Earlier this month, we talked about Willson Contreras’ upcoming free agency and, specifically, what will happen when the Chicago Cubs make him a Qualifying Offer.
It might seem a pretty straight forward issue – the Cubs extend the one-year, $19-ish million deal, Contreras rejects it, and then the Cubs get a draft pick if he signs elsewhere this offseason – and it may in fact play out that way. But as we discussed at length, the market has sent some signals that, when attached to draft pick compensation (ie, after he rejects a Qualifying Offer, Contreras will cost his signing team draft pick(s) and IFA bonus pool money), Contreras’s market may not be as robust as he hopes.
And if anyone is able to project that kind of thinking now, then Contreras’s agent will know in advance that, once that Qualifying Offer comes, he’ll have only a week to find out – as well as possible – what the multi-year market is going to look like for his client. If the agent is not getting good signals back, then it might be financially advisable to accept the one-year deal with the Cubs.
Again, we won’t get TOO in the weeds on this stuff until the offseason actually arrives, but that’s the short version for now: yes, there’s a chance that it may wind up making financial sense for Contreras to accept the Qualifying Offer from the Cubs. (Query whether knowing he would accept it would, in return, prevent the Cubs from making it in the first place… no, right? They would love to have him back on a one-year, $19 million deal, even if they told him his role would be reduced as a catcher, right? Am I missing something? That’s just good value.)
So, then, against that backdrop, it only makes sense that upon his return to the active roster after missing a month with the ankle injury, Contreras was asked, among other things, about his coming free agency.
“I’ve been thinking a lot about it, my free agency, and I know what I want for sure,” Contreras told reporters, including The Athletic. “At the same time, I don’t control the market. The market will speak for itself and we’re going to adjust to it and see what happens. But I know what I want, (which is feeling that I’m wanted). I want to be somewhere that I’m wanted. (Where) I feel like they’re going to appreciate what I do on the field and off the field. A place (where) they appreciate what I bring to the clubhouse and what I can do.”
I don’t think that’s a shot at the Cubs, by the way. It’s just a reality for Contreras: he wants to be where he’s wanted and appreciated. Hey, don’t we all? Even if we suspect the Cubs are ready to move on to a different catching setup next year, I will never entirely rule out the (increasingly slim) chance that the sides decide in free agency that a multi-year deal is the best for both parties. .
But what about the Qualifying Offer from the Cubs? What happens then?

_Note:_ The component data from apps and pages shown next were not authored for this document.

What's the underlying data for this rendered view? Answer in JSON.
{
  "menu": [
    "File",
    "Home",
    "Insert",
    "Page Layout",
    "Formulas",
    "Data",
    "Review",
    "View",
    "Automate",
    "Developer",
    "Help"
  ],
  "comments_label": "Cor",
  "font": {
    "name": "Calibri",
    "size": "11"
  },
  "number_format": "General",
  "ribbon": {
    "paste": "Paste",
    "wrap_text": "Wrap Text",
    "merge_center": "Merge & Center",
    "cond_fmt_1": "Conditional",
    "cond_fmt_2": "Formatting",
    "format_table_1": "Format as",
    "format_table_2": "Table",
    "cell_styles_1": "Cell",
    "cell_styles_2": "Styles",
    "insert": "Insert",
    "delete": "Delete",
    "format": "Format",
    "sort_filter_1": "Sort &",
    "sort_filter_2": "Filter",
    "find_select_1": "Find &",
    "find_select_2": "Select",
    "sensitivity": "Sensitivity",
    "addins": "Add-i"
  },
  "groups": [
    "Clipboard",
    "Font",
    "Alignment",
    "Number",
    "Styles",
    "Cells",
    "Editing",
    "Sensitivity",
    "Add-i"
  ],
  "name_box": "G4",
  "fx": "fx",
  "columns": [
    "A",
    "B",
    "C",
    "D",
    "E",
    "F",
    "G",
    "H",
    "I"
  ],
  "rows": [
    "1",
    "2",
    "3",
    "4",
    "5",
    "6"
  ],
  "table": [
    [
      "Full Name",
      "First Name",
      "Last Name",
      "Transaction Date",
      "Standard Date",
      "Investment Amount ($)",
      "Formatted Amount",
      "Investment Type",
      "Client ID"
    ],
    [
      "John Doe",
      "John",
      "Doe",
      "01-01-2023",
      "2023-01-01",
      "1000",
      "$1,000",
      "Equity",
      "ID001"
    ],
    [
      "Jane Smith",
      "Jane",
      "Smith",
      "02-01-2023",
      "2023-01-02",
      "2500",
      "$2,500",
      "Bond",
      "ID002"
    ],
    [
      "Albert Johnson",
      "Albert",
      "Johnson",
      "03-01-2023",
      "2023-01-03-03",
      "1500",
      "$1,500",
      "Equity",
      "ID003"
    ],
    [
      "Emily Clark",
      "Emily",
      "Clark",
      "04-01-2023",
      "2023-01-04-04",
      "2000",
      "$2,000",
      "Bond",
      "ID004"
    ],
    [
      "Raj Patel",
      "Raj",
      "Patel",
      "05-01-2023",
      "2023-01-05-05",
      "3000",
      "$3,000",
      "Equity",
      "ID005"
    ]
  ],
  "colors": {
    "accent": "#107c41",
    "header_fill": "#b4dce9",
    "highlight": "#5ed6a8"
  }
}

“I won’t be offended (if they give me a qualifying offer) because it’s part of the business,” Contreras said, again per The Athletic. “That’s probably the reason my price at the deadline was really high because by making the qualifying offer they can get a pick. I already talked to my agent and we’re going to think about that… At this point, I’m not going to give you an answer (about whether I would accept it). I’m going to wait and see what’s next. But we have to consider it.
It’s not a telling answer, but it is the correct one. Options open. Flexibility. Consider all things.
Contreras and his agent have to be open to all informational inputs, and move as thoughtfully through the market as possible. If he says that he would definitely accept a Qualifying Offer – in an attempt, for example, to get the Cubs not to offer it? – then what does that communicate to the market about how low he’s valuing himself? And if he says he definitely would not accept a Qualifying Offer, maybe that inadvertently sends an overly aggressive message to the market, and hurts him in the other direction? Or maybe he winds up later wanting to accept the Qualifying Offer, and then it just looks really bad and awkward to come back for another year with the Cubs?
There’s no reason for Contreras to say anything else at the moment. Then, when the World Series ends and it’s time to start making these decisions for real, we’ll learn more about how the market sees Contreras, how Contreras sees himself, and how the Cubs see their future with or without him.